Data shown
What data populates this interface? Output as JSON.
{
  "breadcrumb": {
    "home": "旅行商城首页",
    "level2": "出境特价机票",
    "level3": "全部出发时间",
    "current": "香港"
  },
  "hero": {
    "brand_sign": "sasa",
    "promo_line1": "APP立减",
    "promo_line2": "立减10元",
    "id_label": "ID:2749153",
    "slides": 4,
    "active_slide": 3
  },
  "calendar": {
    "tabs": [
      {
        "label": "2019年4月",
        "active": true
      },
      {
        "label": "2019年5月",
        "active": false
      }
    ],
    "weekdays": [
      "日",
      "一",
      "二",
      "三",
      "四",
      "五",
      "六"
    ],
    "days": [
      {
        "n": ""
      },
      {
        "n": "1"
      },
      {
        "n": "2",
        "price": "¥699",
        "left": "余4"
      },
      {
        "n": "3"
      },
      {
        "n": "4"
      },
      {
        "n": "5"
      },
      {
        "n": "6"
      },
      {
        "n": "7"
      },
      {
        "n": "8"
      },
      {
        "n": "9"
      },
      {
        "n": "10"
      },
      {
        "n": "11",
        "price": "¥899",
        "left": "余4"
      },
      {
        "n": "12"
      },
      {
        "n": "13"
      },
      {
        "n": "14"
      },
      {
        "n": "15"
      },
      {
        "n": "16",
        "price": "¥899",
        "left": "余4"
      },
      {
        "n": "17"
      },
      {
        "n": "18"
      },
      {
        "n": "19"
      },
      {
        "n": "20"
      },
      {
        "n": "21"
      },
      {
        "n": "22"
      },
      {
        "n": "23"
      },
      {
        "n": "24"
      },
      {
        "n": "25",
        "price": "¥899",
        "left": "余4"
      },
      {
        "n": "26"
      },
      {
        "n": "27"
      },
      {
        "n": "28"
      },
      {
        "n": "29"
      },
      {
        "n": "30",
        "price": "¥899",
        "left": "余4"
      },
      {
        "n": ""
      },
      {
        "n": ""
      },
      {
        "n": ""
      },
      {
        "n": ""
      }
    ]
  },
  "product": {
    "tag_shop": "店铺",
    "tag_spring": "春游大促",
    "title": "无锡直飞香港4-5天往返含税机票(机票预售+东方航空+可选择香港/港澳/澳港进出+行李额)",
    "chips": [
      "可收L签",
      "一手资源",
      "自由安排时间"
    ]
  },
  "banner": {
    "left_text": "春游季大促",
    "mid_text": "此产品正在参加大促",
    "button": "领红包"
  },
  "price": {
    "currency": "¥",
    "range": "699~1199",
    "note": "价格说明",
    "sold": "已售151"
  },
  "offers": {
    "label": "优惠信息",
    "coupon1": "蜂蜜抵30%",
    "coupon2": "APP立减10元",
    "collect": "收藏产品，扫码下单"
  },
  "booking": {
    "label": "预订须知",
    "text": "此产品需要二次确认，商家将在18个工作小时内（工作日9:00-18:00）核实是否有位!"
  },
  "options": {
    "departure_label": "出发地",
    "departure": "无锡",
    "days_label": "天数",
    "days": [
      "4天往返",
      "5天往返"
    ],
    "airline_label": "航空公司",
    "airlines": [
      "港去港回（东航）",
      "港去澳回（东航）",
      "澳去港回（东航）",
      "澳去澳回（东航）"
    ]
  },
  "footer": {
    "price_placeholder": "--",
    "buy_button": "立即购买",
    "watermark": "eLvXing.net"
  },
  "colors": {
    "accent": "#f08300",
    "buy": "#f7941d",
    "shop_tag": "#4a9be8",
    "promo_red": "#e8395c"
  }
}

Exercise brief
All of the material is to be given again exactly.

Response to the task
What data populates this interface? Output as JSON.
{
  "breadcrumb": {
    "home": "旅行商城首页",
    "level2": "出境特价机票",
    "level3": "全部出发时间",
    "current": "香港"
  },
  "hero": {
    "brand_sign": "sasa",
    "promo_line1": "APP立减",
    "promo_line2": "立减10元",
    "id_label": "ID:2749153",
    "slides": 4,
    "active_slide": 3
  },
  "calendar": {
    "tabs": [
      {
        "label": "2019年4月",
        "active": true
      },
      {
        "label": "2019年5月",
        "active": false
      }
    ],
    "weekdays": [
      "日",
      "一",
      "二",
      "三",
      "四",
      "五",
      "六"
    ],
    "days": [
      {
        "n": ""
      },
      {
        "n": "1"
      },
      {
        "n": "2",
        "price": "¥699",
        "left": "余4"
      },
      {
        "n": "3"
      },
      {
        "n": "4"
      },
      {
        "n": "5"
      },
      {
        "n": "6"
      },
      {
        "n": "7"
      },
      {
        "n": "8"
      },
      {
        "n": "9"
      },
      {
        "n": "10"
      },
      {
        "n": "11",
        "price": "¥899",
        "left": "余4"
      },
      {
        "n": "12"
      },
      {
        "n": "13"
      },
      {
        "n": "14"
      },
      {
        "n": "15"
      },
      {
        "n": "16",
        "price": "¥899",
        "left": "余4"
      },
      {
        "n": "17"
      },
      {
        "n": "18"
      },
      {
        "n": "19"
      },
      {
        "n": "20"
      },
      {
        "n": "21"
      },
      {
        "n": "22"
      },
      {
        "n": "23"
      },
      {
        "n": "24"
      },
      {
        "n": "25",
        "price": "¥899",
        "left": "余4"
      },
      {
        "n": "26"
      },
      {
        "n": "27"
      },
      {
        "n": "28"
      },
      {
        "n": "29"
      },
      {
        "n": "30",
        "price": "¥899",
        "left": "余4"
      },
      {
        "n": ""
      },
      {
        "n": ""
      },
      {
        "n": ""
      },
      {
        "n": ""
      }
    ]
  },
  "product": {
    "tag_shop": "店铺",
    "tag_spring": "春游大促",
    "title": "无锡直飞香港4-5天往返含税机票(机票预售+东方航空+可选择香港/港澳/澳港进出+行李额)",
    "chips": [
      "可收L签",
      "一手资源",
      "自由安排时间"
    ]
  },
  "banner": {
    "left_text": "春游季大促",
    "mid_text": "此产品正在参加大促",
    "button": "领红包"
  },
  "price": {
    "currency": "¥",
    "range": "699~1199",
    "note": "价格说明",
    "sold": "已售151"
  },
  "offers": {
    "label": "优惠信息",
    "coupon1": "蜂蜜抵30%",
    "coupon2": "APP立减10元",
    "collect": "收藏产品，扫码下单"
  },
  "booking": {
    "label": "预订须知",
    "text": "此产品需要二次确认，商家将在18个工作小时内（工作日9:00-18:00）核实是否有位!"
  },
  "options": {
    "departure_label": "出发地",
    "departure": "无锡",
    "days_label": "天数",
    "days": [
      "4天往返",
      "5天往返"
    ],
    "airline_label": "航空公司",
    "airlines": [
      "港去港回（东航）",
      "港去澳回（东航）",
      "澳去港回（东航）",
      "澳去澳回（东航）"
    ]
  },
  "footer": {
    "price_placeholder": "--",
    "buy_button": "立即购买",
    "watermark": "eLvXing.net"
  },
  "colors": {
    "accent": "#f08300",
    "buy": "#f7941d",
    "shop_tag": "#4a9be8",
    "promo_red": "#e8395c"
  }
}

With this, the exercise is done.